§ Working data
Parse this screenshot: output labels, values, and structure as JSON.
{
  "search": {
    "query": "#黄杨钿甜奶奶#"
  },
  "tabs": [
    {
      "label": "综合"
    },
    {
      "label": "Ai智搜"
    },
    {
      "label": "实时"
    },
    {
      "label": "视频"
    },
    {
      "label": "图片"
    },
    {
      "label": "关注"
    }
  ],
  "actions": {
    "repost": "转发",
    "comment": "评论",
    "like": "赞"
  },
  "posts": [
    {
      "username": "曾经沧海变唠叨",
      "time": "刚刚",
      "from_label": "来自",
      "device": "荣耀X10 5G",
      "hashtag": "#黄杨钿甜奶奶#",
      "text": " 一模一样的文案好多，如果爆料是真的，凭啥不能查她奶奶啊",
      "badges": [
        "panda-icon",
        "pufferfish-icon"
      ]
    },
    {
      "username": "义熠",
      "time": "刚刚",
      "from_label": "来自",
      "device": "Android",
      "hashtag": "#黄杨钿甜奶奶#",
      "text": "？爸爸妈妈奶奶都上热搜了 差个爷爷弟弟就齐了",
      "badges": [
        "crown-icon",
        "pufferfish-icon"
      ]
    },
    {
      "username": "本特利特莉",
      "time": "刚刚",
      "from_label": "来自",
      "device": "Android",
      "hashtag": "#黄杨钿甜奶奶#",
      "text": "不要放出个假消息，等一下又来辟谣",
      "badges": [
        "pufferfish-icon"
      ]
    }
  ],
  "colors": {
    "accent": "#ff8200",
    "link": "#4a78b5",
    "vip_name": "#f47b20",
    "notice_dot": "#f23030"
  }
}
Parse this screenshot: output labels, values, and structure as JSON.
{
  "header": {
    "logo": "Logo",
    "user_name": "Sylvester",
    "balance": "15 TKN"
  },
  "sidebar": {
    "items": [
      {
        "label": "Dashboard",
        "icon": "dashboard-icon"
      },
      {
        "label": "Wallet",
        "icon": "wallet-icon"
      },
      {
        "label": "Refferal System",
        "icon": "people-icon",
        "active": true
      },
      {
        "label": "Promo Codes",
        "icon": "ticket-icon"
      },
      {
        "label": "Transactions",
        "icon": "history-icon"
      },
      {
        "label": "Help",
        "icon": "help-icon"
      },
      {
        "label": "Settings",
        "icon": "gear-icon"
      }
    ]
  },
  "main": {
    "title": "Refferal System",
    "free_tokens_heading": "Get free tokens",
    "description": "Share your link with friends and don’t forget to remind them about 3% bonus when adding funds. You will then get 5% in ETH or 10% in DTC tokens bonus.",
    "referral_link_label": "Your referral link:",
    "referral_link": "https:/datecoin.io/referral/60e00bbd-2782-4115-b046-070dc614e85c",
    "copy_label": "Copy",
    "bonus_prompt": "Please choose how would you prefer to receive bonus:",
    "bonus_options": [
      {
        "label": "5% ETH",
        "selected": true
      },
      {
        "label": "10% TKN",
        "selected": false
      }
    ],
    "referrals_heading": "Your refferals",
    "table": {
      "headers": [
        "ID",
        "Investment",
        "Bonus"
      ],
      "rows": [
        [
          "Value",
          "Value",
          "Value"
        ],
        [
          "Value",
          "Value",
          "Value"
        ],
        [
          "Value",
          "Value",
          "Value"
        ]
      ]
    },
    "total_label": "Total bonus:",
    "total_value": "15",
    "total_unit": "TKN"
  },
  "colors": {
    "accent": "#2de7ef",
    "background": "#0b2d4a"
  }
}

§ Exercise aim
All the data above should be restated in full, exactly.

§ Solution to the exercise
Parse this screenshot: output labels, values, and structure as JSON.
{
  "search": {
    "query": "#黄杨钿甜奶奶#"
  },
  "tabs": [
    {
      "label": "综合"
    },
    {
      "label": "Ai智搜"
    },
    {
      "label": "实时"
    },
    {
      "label": "视频"
    },
    {
      "label": "图片"
    },
    {
      "label": "关注"
    }
  ],
  "actions": {
    "repost": "转发",
    "comment": "评论",
    "like": "赞"
  },
  "posts": [
    {
      "username": "曾经沧海变唠叨",
      "time": "刚刚",
      "from_label": "来自",
      "device": "荣耀X10 5G",
      "hashtag": "#黄杨钿甜奶奶#",
      "text": " 一模一样的文案好多，如果爆料是真的，凭啥不能查她奶奶啊",
      "badges": [
        "panda-icon",
        "pufferfish-icon"
      ]
    },
    {
      "username": "义熠",
      "time": "刚刚",
      "from_label": "来自",
      "device": "Android",
      "hashtag": "#黄杨钿甜奶奶#",
      "text": "？爸爸妈妈奶奶都上热搜了 差个爷爷弟弟就齐了",
      "badges": [
        "crown-icon",
        "pufferfish-icon"
      ]
    },
    {
      "username": "本特利特莉",
      "time": "刚刚",
      "from_label": "来自",
      "device": "Android",
      "hashtag": "#黄杨钿甜奶奶#",
      "text": "不要放出个假消息，等一下又来辟谣",
      "badges": [
        "pufferfish-icon"
      ]
    }
  ],
  "colors": {
    "accent": "#ff8200",
    "link": "#4a78b5",
    "vip_name": "#f47b20",
    "notice_dot": "#f23030"
  }
}
Parse this screenshot: output labels, values, and structure as JSON.
{
  "header": {
    "logo": "Logo",
    "user_name": "Sylvester",
    "balance": "15 TKN"
  },
  "sidebar": {
    "items": [
      {
        "label": "Dashboard",
        "icon": "dashboard-icon"
      },
      {
        "label": "Wallet",
        "icon": "wallet-icon"
      },
      {
        "label": "Refferal System",
        "icon": "people-icon",
        "active": true
      },
      {
        "label": "Promo Codes",
        "icon": "ticket-icon"
      },
      {
        "label": "Transactions",
        "icon": "history-icon"
      },
      {
        "label": "Help",
        "icon": "help-icon"
      },
      {
        "label": "Settings",
        "icon": "gear-icon"
      }
    ]
  },
  "main": {
    "title": "Refferal System",
    "free_tokens_heading": "Get free tokens",
    "description": "Share your link with friends and don’t forget to remind them about 3% bonus when adding funds. You will then get 5% in ETH or 10% in DTC tokens bonus.",
    "referral_link_label": "Your referral link:",
    "referral_link": "https:/datecoin.io/referral/60e00bbd-2782-4115-b046-070dc614e85c",
    "copy_label": "Copy",
    "bonus_prompt": "Please choose how would you prefer to receive bonus:",
    "bonus_options": [
      {
        "label": "5% ETH",
        "selected": true
      },
      {
        "label": "10% TKN",
        "selected": false
      }
    ],
    "referrals_heading": "Your refferals",
    "table": {
      "headers": [
        "ID",
        "Investment",
        "Bonus"
      ],
      "rows": [
        [
          "Value",
          "Value",
          "Value"
        ],
        [
          "Value",
          "Value",
          "Value"
        ],
        [
          "Value",
          "Value",
          "Value"
        ]
      ]
    },
    "total_label": "Total bonus:",
    "total_value": "15",
    "total_unit": "TKN"
  },
  "colors": {
    "accent": "#2de7ef",
    "background": "#0b2d4a"
  }
}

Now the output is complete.